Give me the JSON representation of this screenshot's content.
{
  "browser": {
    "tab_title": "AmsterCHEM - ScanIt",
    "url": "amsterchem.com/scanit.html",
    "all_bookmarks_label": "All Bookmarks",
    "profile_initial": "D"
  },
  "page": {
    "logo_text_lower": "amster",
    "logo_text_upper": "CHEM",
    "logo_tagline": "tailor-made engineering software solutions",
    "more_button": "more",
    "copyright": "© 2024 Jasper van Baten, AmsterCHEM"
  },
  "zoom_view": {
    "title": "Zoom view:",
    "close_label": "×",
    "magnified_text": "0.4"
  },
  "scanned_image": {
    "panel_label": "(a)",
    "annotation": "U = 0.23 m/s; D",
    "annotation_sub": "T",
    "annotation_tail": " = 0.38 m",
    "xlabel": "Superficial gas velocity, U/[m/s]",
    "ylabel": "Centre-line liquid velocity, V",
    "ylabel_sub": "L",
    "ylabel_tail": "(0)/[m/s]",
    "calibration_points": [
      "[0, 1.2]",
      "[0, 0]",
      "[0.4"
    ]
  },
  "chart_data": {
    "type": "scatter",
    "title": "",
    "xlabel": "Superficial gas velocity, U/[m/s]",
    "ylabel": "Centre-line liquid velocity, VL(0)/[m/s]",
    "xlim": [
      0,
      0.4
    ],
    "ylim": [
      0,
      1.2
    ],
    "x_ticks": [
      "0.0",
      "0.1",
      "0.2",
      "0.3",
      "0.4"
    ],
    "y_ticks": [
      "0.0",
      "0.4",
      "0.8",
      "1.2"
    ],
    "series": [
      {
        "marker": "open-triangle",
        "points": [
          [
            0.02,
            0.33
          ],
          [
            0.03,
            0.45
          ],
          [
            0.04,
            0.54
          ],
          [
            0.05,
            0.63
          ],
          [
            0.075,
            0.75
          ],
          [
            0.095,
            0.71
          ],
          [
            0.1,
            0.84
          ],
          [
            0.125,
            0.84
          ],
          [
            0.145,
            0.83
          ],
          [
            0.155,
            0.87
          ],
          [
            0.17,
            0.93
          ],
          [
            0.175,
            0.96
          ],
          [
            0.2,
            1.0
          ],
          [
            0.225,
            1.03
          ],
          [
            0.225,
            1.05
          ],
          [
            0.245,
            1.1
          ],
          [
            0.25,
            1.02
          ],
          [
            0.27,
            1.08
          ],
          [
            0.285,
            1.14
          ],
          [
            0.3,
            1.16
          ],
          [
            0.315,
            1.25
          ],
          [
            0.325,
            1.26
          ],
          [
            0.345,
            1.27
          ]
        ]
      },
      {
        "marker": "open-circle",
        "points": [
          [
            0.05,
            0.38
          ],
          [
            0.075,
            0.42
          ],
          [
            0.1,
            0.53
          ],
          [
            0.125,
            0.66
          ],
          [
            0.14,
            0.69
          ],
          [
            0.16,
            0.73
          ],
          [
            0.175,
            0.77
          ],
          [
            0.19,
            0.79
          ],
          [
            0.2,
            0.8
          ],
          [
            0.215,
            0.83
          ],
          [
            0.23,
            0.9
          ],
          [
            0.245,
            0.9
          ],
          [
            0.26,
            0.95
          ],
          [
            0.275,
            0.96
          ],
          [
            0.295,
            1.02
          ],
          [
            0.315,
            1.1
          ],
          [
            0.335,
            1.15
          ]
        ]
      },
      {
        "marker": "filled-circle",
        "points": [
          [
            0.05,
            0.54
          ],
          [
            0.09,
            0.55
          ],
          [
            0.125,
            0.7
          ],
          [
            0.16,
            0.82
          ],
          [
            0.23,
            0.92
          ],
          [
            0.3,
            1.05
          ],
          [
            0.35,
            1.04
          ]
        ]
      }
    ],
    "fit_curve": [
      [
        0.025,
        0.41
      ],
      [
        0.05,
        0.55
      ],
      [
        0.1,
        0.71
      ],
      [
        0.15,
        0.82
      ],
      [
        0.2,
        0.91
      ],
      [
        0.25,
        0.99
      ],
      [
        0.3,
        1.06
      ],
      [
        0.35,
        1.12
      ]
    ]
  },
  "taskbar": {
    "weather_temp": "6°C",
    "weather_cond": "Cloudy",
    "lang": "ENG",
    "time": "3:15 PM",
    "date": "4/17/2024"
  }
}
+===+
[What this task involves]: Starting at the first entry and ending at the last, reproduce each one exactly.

[Task answer]:
Give me the JSON representation of this screenshot's content.
{
  "browser": {
    "tab_title": "AmsterCHEM - ScanIt",
    "url": "amsterchem.com/scanit.html",
    "all_bookmarks_label": "All Bookmarks",
    "profile_initial": "D"
  },
  "page": {
    "logo_text_lower": "amster",
    "logo_text_upper": "CHEM",
    "logo_tagline": "tailor-made engineering software solutions",
    "more_button": "more",
    "copyright": "© 2024 Jasper van Baten, AmsterCHEM"
  },
  "zoom_view": {
    "title": "Zoom view:",
    "close_label": "×",
    "magnified_text": "0.4"
  },
  "scanned_image": {
    "panel_label": "(a)",
    "annotation": "U = 0.23 m/s; D",
    "annotation_sub": "T",
    "annotation_tail": " = 0.38 m",
    "xlabel": "Superficial gas velocity, U/[m/s]",
    "ylabel": "Centre-line liquid velocity, V",
    "ylabel_sub": "L",
    "ylabel_tail": "(0)/[m/s]",
    "calibration_points": [
      "[0, 1.2]",
      "[0, 0]",
      "[0.4"
    ]
  },
  "chart_data": {
    "type": "scatter",
    "title": "",
    "xlabel": "Superficial gas velocity, U/[m/s]",
    "ylabel": "Centre-line liquid velocity, VL(0)/[m/s]",
    "xlim": [
      0,
      0.4
    ],
    "ylim": [
      0,
      1.2
    ],
    "x_ticks": [
      "0.0",
      "0.1",
      "0.2",
      "0.3",
      "0.4"
    ],
    "y_ticks": [
      "0.0",
      "0.4",
      "0.8",
      "1.2"
    ],
    "series": [
      {
        "marker": "open-triangle",
        "points": [
          [
            0.02,
            0.33
          ],
          [
            0.03,
            0.45
          ],
          [
            0.04,
            0.54
          ],
          [
            0.05,
            0.63
          ],
          [
            0.075,
            0.75
          ],
          [
            0.095,
            0.71
          ],
          [
            0.1,
            0.84
          ],
          [
            0.125,
            0.84
          ],
          [
            0.145,
            0.83
          ],
          [
            0.155,
            0.87
          ],
          [
            0.17,
            0.93
          ],
          [
            0.175,
            0.96
          ],
          [
            0.2,
            1.0
          ],
          [
            0.225,
            1.03
          ],
          [
            0.225,
            1.05
          ],
          [
            0.245,
            1.1
          ],
          [
            0.25,
            1.02
          ],
          [
            0.27,
            1.08
          ],
          [
            0.285,
            1.14
          ],
          [
            0.3,
            1.16
          ],
          [
            0.315,
            1.25
          ],
          [
            0.325,
            1.26
          ],
          [
            0.345,
            1.27
          ]
        ]
      },
      {
        "marker": "open-circle",
        "points": [
          [
            0.05,
            0.38
          ],
          [
            0.075,
            0.42
          ],
          [
            0.1,
            0.53
          ],
          [
            0.125,
            0.66
          ],
          [
            0.14,
            0.69
          ],
          [
            0.16,
            0.73
          ],
          [
            0.175,
            0.77
          ],
          [
            0.19,
            0.79
          ],
          [
            0.2,
            0.8
          ],
          [
            0.215,
            0.83
          ],
          [
            0.23,
            0.9
          ],
          [
            0.245,
            0.9
          ],
          [
            0.26,
            0.95
          ],
          [
            0.275,
            0.96
          ],
          [
            0.295,
            1.02
          ],
          [
            0.315,
            1.1
          ],
          [
            0.335,
            1.15
          ]
        ]
      },
      {
        "marker": "filled-circle",
        "points": [
          [
            0.05,
            0.54
          ],
          [
            0.09,
            0.55
          ],
          [
            0.125,
            0.7
          ],
          [
            0.16,
            0.82
          ],
          [
            0.23,
            0.92
          ],
          [
            0.3,
            1.05
          ],
          [
            0.35,
            1.04
          ]
        ]
      }
    ],
    "fit_curve": [
      [
        0.025,
        0.41
      ],
      [
        0.05,
        0.55
      ],
      [
        0.1,
        0.71
      ],
      [
        0.15,
        0.82
      ],
      [
        0.2,
        0.91
      ],
      [
        0.25,
        0.99
      ],
      [
        0.3,
        1.06
      ],
      [
        0.35,
        1.12
      ]
    ]
  },
  "taskbar": {
    "weather_temp": "6°C",
    "weather_cond": "Cloudy",
    "lang": "ENG",
    "time": "3:15 PM",
    "date": "4/17/2024"
  }
}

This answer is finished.